Second, if your takeaway from that speech wasn’t “thank God he didn’t do anything crazy”, then I’m not sure you fully appreciate the broader (i.e. beyond markets) implications of a Donald Trump presidency.
Of course I’m not praising Trump. He successfully read a teleprompter. Congrat-u-f*cking-lations. That’s hardly something we should all be proud of as a nation.
But you know, we have to adapt to our new reality and this is a guy who just a few weeks ago held one of the most unhinged press conferences in the history of statecraft. So compared to that, last night was a clinic in how to be Presidential. As one reader observed this morning, “that’s a pretty low f*cking bar.” Yes it is, but alas, that’s what’s it’s come to.
Nevertheless, traders will be traders and analysts will be analysts and to be fair, their job isn’t to assess the odds of a March mushroom cloud. Their job is to assess the odds of a March rate hike, and related market moves, so you’ll forgive Bloomberg’s Mark Cudmore and Citi for not celebrating the fact that Trump didn’t completely embarrass us all on Tuesday night.
The longer the market has to process Trump’s speech, the less impressed it’ll be. It was rhetoric packed with hopes and dreams, but light on details and concrete plans.
- Sadly, it feels like this outcome was all too predictable. Although, the possibility that he could have surprised us all means that the market has not yet fully priced in today’s disappointment

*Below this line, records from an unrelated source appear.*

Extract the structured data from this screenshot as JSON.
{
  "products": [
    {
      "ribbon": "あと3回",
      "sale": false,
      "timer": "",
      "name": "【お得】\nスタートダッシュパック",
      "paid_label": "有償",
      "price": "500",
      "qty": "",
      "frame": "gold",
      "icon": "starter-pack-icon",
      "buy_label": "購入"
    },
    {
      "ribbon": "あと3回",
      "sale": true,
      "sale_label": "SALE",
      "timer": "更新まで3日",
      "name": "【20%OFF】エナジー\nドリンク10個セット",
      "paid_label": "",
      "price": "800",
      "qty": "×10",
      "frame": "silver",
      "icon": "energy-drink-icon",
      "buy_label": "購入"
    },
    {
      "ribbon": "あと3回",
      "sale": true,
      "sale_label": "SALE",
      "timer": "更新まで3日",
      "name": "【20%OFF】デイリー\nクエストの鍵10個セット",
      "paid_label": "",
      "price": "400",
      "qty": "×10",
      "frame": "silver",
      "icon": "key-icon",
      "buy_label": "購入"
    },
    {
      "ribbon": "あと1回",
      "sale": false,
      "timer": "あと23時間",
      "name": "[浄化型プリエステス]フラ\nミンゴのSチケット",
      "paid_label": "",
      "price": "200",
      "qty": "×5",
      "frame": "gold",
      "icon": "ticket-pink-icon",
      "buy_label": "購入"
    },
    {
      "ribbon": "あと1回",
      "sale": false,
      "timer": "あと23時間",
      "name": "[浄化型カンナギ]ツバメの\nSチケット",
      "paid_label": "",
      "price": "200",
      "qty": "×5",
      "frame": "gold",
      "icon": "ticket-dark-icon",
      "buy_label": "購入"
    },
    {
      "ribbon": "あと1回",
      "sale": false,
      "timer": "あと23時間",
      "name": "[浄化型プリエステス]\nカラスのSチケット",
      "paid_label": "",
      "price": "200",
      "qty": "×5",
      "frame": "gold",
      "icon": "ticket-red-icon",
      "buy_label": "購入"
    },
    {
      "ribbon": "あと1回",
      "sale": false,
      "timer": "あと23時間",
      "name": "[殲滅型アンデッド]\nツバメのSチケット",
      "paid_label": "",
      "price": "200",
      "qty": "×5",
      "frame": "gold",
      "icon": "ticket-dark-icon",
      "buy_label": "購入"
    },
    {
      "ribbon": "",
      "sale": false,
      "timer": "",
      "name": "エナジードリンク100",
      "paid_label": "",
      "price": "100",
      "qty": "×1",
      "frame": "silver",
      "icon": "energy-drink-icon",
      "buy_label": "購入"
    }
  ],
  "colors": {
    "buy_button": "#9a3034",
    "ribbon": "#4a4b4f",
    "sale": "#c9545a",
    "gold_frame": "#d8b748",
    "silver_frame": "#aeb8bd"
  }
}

- Trump did manage to sound presidential and statesmanlike, and avoid getting bogged down in partisan or petty attacks. This is a positive
- It’s also supportive that infrastructure returned to the core of the agenda. Although, it seemed a resurrection of vague plans from three months ago rather than a step further along the path to implementing a program
- Financial bubbles, most notably the dotcom era, have proven that hopes and dreams can keep the market irrational longer than most of us can remain solvent
- At some point though, reality catches up. And 40 days in to Trump’s administration, there’s little sign that he’ll deliver much of a boost to the U.S. economy on any imminent horizon
- Optimistic soundbites from the speech don’t have the ability to drive the market higher on a sustainable basis. As analyst notes flow in to investors’ inboxes during the next 24 hours, asset prices may start reflecting a far more negative outcome
- Beware downside moves in the dollar, in U.S. yields, and even in equities. At some point, traders may realize the new emperor has no clothes
â€ŽPresident Trump’s de facto “State of the Union Address” focused upon broad brush policies delineated during his campaign, but was largely thematic and offered few operational details, as we expected. While the President broached important topics, including tax reform, international trade, and infrastructure spending, he provided no new groundbreaking specifics or commentary for markets to react strongly to, in our view. The President’s speech continues to suggest significant tax cuts and more spending, with limited offsets to prevent larger annual federal budget deficits ahead.
President Trump used his Tuesday speech as an early victory lap–highlighting his accomplishment to date–and to ask for Congress to rally around his agenda. Much of what Trump proposed aligns with House Republican leadership aims, but hopes to reel in Republican dissidents.
Missing were key operational details on the scope and timing of infrastructure spending, tax reform, and the overhaul of Obamacare. To the dismay of markets, Trump steered clear of the BTA and other tax reforms (e.g. immediate investment deduction, repatriation, corporate tax rate). To us, these omissions likely imply that there are still deep divisions among Republicans over these issues. Such divisions in the Republican Party may presage even more difficult battles with the Democrats.
We continue to anticipate that a significant tax overhaul will be accomplished before calendar year-end. However, there is a risk that important elements of the Trump and Congressional pro-growth agendas may not be realized to provide the fiscal stimulus we currently project will manifest in 2018. That would belie the need for pre-emptive Fed tightening and may cause significant market repricing.
Note that last line: “that would belie the need for pre-emptive Fed tightening.”
That’s bullsh*t. Why is all Fed tightening now classified as “pre-emptive”? Go back and read last night’s post “No, Janet Yellen Does Not Need To Wait On Donald Trump.”